>>>
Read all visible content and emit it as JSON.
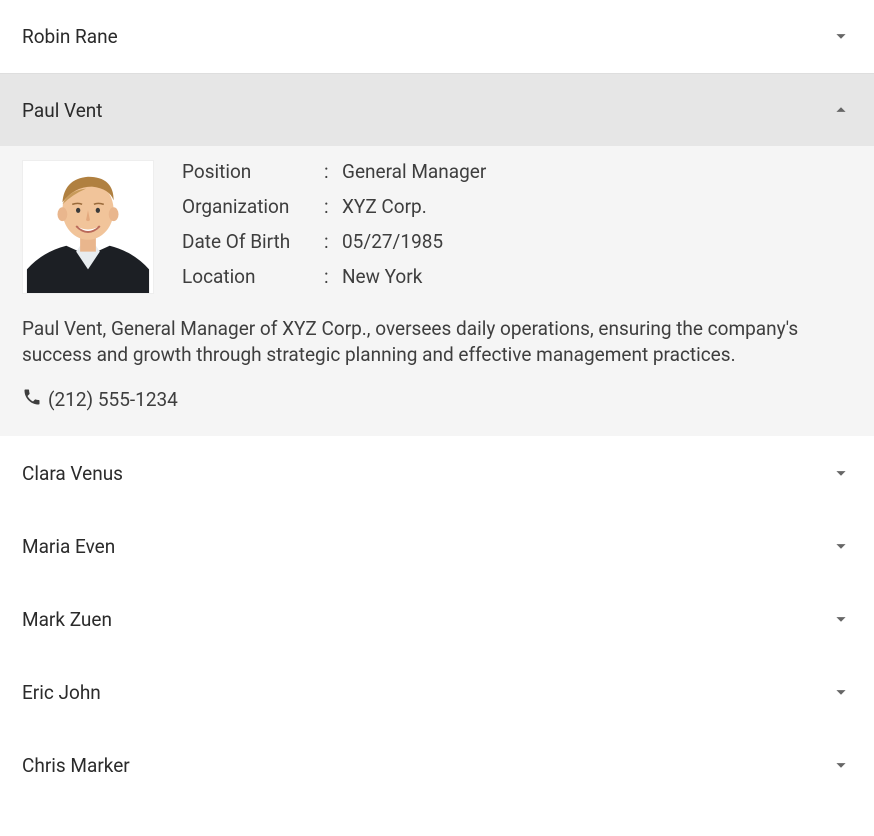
{
  "accordion": {
    "items": [
      {
        "name": "Robin Rane",
        "expanded": false
      },
      {
        "name": "Paul Vent",
        "expanded": true,
        "details": {
          "position_label": "Position",
          "position_value": "General Manager",
          "org_label": "Organization",
          "org_value": "XYZ Corp.",
          "dob_label": "Date Of Birth",
          "dob_value": "05/27/1985",
          "location_label": "Location",
          "location_value": "New York",
          "bio": "Paul Vent, General Manager of XYZ Corp., oversees daily operations, ensuring the company's success and growth through strategic planning and effective management practices.",
          "phone": "(212) 555-1234"
        }
      },
      {
        "name": "Clara Venus",
        "expanded": false
      },
      {
        "name": "Maria Even",
        "expanded": false
      },
      {
        "name": "Mark Zuen",
        "expanded": false
      },
      {
        "name": "Eric John",
        "expanded": false
      },
      {
        "name": "Chris Marker",
        "expanded": false
      }
    ]
  },
  "icons": {
    "chevron_down": "chevron-down-icon",
    "chevron_up": "chevron-up-icon",
    "phone": "phone-icon",
    "avatar": "avatar-image"
  }
}
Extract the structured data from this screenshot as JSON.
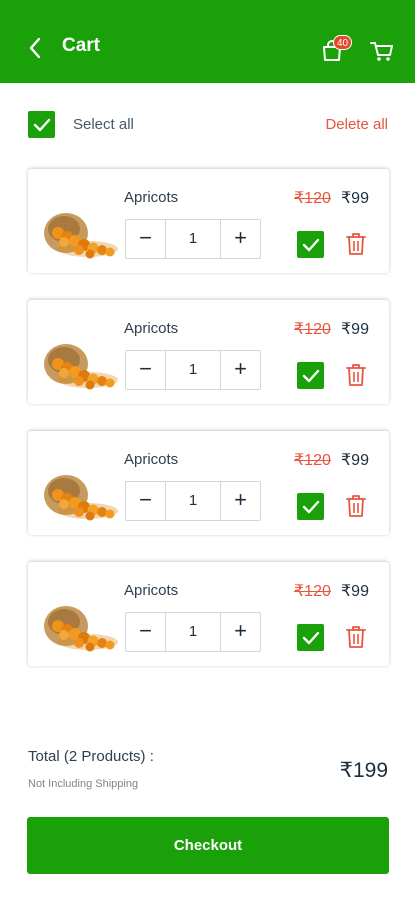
{
  "header": {
    "title": "Cart",
    "back_icon": "chevron-left-icon",
    "bag_icon": "shopping-bag-icon",
    "bag_badge": "40",
    "cart_icon": "cart-icon",
    "color": "#1aa10a"
  },
  "select_all": {
    "label": "Select all",
    "checked": true,
    "delete_label": "Delete all"
  },
  "items": [
    {
      "name": "Apricots",
      "old_price": "₹120",
      "price": "₹99",
      "quantity": "1",
      "checked": true
    },
    {
      "name": "Apricots",
      "old_price": "₹120",
      "price": "₹99",
      "quantity": "1",
      "checked": true
    },
    {
      "name": "Apricots",
      "old_price": "₹120",
      "price": "₹99",
      "quantity": "1",
      "checked": true
    },
    {
      "name": "Apricots",
      "old_price": "₹120",
      "price": "₹99",
      "quantity": "1",
      "checked": true
    }
  ],
  "stepper": {
    "minus": "−",
    "plus": "+"
  },
  "summary": {
    "total_label": "Total (2 Products) :",
    "note": "Not Including Shipping",
    "amount": "₹199"
  },
  "checkout": {
    "label": "Checkout"
  },
  "colors": {
    "accent": "#1aa10a",
    "danger": "#e8553f",
    "text": "#1d2f3f"
  }
}
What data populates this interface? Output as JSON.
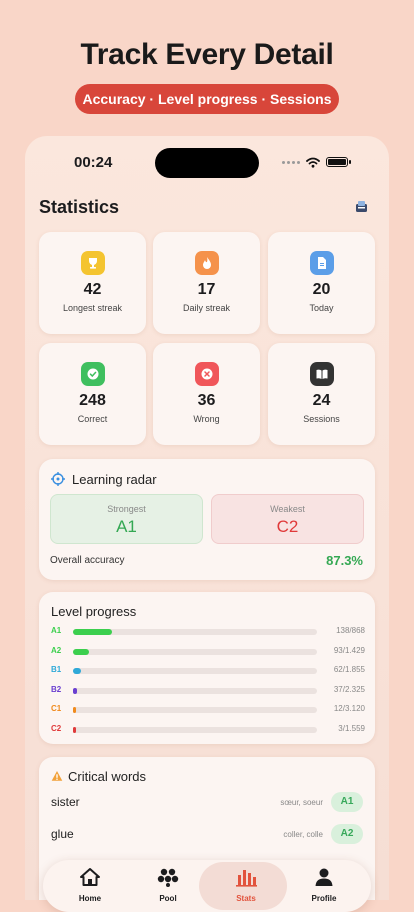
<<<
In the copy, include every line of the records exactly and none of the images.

_TASK OUTPUT_.
Read all visible content and emit it as JSON.
{
  "accordion": {
    "items": [
      {
        "name": "Robin Rane",
        "expanded": false
      },
      {
        "name": "Paul Vent",
        "expanded": true,
        "details": {
          "position_label": "Position",
          "position_value": "General Manager",
          "org_label": "Organization",
          "org_value": "XYZ Corp.",
          "dob_label": "Date Of Birth",
          "dob_value": "05/27/1985",
          "location_label": "Location",
          "location_value": "New York",
          "bio": "Paul Vent, General Manager of XYZ Corp., oversees daily operations, ensuring the company's success and growth through strategic planning and effective management practices.",
          "phone": "(212) 555-1234"
        }
      },
      {
        "name": "Clara Venus",
        "expanded": false
      },
      {
        "name": "Maria Even",
        "expanded": false
      },
      {
        "name": "Mark Zuen",
        "expanded": false
      },
      {
        "name": "Eric John",
        "expanded": false
      },
      {
        "name": "Chris Marker",
        "expanded": false
      }
    ]
  },
  "icons": {
    "chevron_down": "chevron-down-icon",
    "chevron_up": "chevron-up-icon",
    "phone": "phone-icon",
    "avatar": "avatar-image"
  }
}
Extract the structured data from this screenshot as JSON.
{
  "header": {
    "title": "Cart",
    "back_icon": "chevron-left-icon",
    "bag_icon": "shopping-bag-icon",
    "bag_badge": "40",
    "cart_icon": "cart-icon",
    "color": "#1aa10a"
  },
  "select_all": {
    "label": "Select all",
    "checked": true,
    "delete_label": "Delete all"
  },
  "items": [
    {
      "name": "Apricots",
      "old_price": "₹120",
      "price": "₹99",
      "quantity": "1",
      "checked": true
    },
    {
      "name": "Apricots",
      "old_price": "₹120",
      "price": "₹99",
      "quantity": "1",
      "checked": true
    },
    {
      "name": "Apricots",
      "old_price": "₹120",
      "price": "₹99",
      "quantity": "1",
      "checked": true
    },
    {
      "name": "Apricots",
      "old_price": "₹120",
      "price": "₹99",
      "quantity": "1",
      "checked": true
    }
  ],
  "stepper": {
    "minus": "−",
    "plus": "+"
  },
  "summary": {
    "total_label": "Total (2 Products) :",
    "note": "Not Including Shipping",
    "amount": "₹199"
  },
  "checkout": {
    "label": "Checkout"
  },
  "colors": {
    "accent": "#1aa10a",
    "danger": "#e8553f",
    "text": "#1d2f3f"
  }
}
What data populates this interface? Output as JSON.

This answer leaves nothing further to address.